__WORK TASK__: Would you output the listing exactly, with every image omitted?

+--

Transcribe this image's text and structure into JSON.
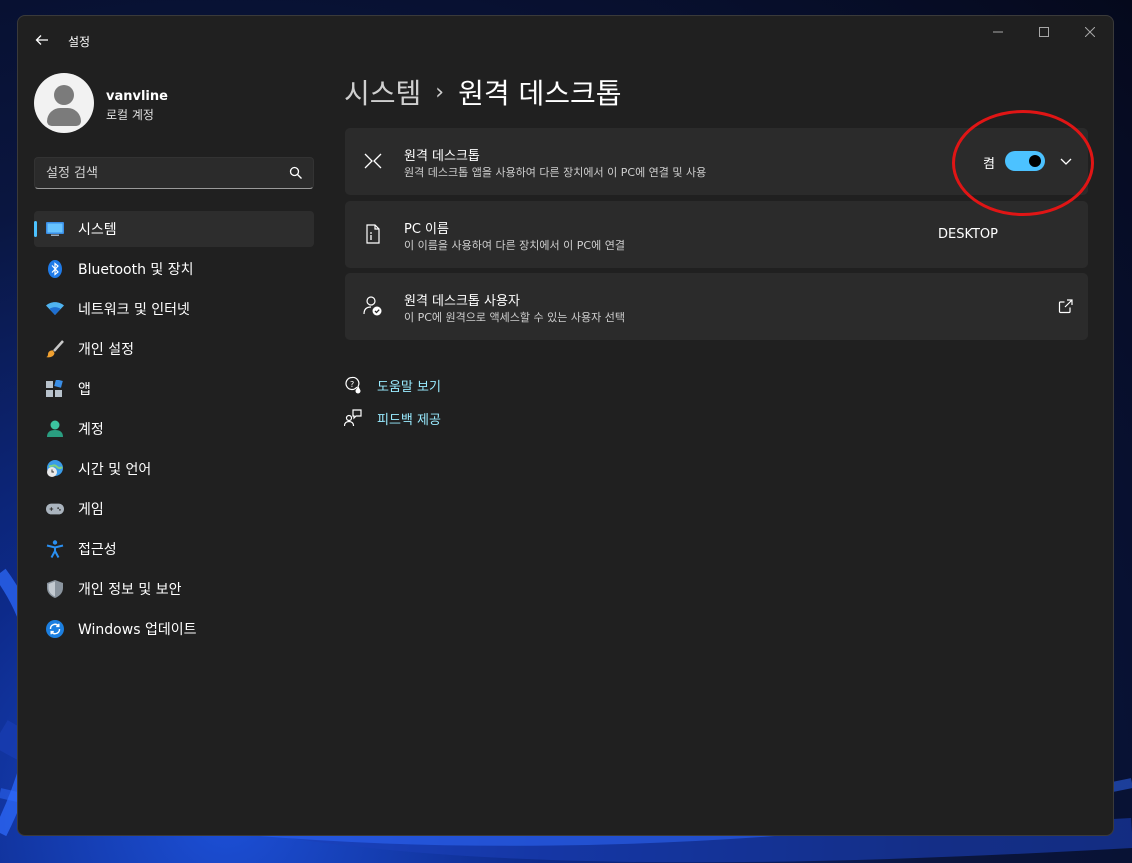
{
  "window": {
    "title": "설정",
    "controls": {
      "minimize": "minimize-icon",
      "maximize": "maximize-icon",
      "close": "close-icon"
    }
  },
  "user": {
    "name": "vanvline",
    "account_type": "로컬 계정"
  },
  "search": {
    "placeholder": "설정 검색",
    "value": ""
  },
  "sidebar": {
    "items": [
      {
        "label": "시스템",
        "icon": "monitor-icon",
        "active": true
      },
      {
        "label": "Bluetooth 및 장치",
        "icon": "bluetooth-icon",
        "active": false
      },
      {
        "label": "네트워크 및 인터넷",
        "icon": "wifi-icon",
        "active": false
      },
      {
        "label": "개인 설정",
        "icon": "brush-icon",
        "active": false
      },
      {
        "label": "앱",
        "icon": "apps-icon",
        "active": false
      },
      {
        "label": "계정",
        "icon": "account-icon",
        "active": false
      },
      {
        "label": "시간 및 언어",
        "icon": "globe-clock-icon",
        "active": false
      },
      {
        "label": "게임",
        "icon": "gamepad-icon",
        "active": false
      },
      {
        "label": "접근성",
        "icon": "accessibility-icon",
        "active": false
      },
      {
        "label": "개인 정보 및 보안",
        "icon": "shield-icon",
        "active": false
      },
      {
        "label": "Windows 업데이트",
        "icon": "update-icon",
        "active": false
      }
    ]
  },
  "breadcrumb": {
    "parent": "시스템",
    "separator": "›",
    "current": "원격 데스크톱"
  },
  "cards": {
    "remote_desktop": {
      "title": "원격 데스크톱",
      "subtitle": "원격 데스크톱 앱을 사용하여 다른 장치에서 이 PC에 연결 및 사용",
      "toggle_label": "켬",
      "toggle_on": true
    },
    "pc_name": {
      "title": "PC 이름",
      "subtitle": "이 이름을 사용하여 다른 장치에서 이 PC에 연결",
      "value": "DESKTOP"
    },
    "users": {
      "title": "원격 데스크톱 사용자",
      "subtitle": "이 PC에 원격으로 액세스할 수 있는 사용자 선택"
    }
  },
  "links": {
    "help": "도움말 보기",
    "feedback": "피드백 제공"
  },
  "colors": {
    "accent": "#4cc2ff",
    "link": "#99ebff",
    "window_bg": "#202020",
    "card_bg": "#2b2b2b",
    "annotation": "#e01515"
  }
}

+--

__RESULT FOR THIS TASK__:
Transcribe this image's text and structure into JSON.
{
  "window": {
    "title": "설정",
    "controls": {
      "minimize": "minimize-icon",
      "maximize": "maximize-icon",
      "close": "close-icon"
    }
  },
  "user": {
    "name": "vanvline",
    "account_type": "로컬 계정"
  },
  "search": {
    "placeholder": "설정 검색",
    "value": ""
  },
  "sidebar": {
    "items": [
      {
        "label": "시스템",
        "icon": "monitor-icon",
        "active": true
      },
      {
        "label": "Bluetooth 및 장치",
        "icon": "bluetooth-icon",
        "active": false
      },
      {
        "label": "네트워크 및 인터넷",
        "icon": "wifi-icon",
        "active": false
      },
      {
        "label": "개인 설정",
        "icon": "brush-icon",
        "active": false
      },
      {
        "label": "앱",
        "icon": "apps-icon",
        "active": false
      },
      {
        "label": "계정",
        "icon": "account-icon",
        "active": false
      },
      {
        "label": "시간 및 언어",
        "icon": "globe-clock-icon",
        "active": false
      },
      {
        "label": "게임",
        "icon": "gamepad-icon",
        "active": false
      },
      {
        "label": "접근성",
        "icon": "accessibility-icon",
        "active": false
      },
      {
        "label": "개인 정보 및 보안",
        "icon": "shield-icon",
        "active": false
      },
      {
        "label": "Windows 업데이트",
        "icon": "update-icon",
        "active": false
      }
    ]
  },
  "breadcrumb": {
    "parent": "시스템",
    "separator": "›",
    "current": "원격 데스크톱"
  },
  "cards": {
    "remote_desktop": {
      "title": "원격 데스크톱",
      "subtitle": "원격 데스크톱 앱을 사용하여 다른 장치에서 이 PC에 연결 및 사용",
      "toggle_label": "켬",
      "toggle_on": true
    },
    "pc_name": {
      "title": "PC 이름",
      "subtitle": "이 이름을 사용하여 다른 장치에서 이 PC에 연결",
      "value": "DESKTOP"
    },
    "users": {
      "title": "원격 데스크톱 사용자",
      "subtitle": "이 PC에 원격으로 액세스할 수 있는 사용자 선택"
    }
  },
  "links": {
    "help": "도움말 보기",
    "feedback": "피드백 제공"
  },
  "colors": {
    "accent": "#4cc2ff",
    "link": "#99ebff",
    "window_bg": "#202020",
    "card_bg": "#2b2b2b",
    "annotation": "#e01515"
  }
}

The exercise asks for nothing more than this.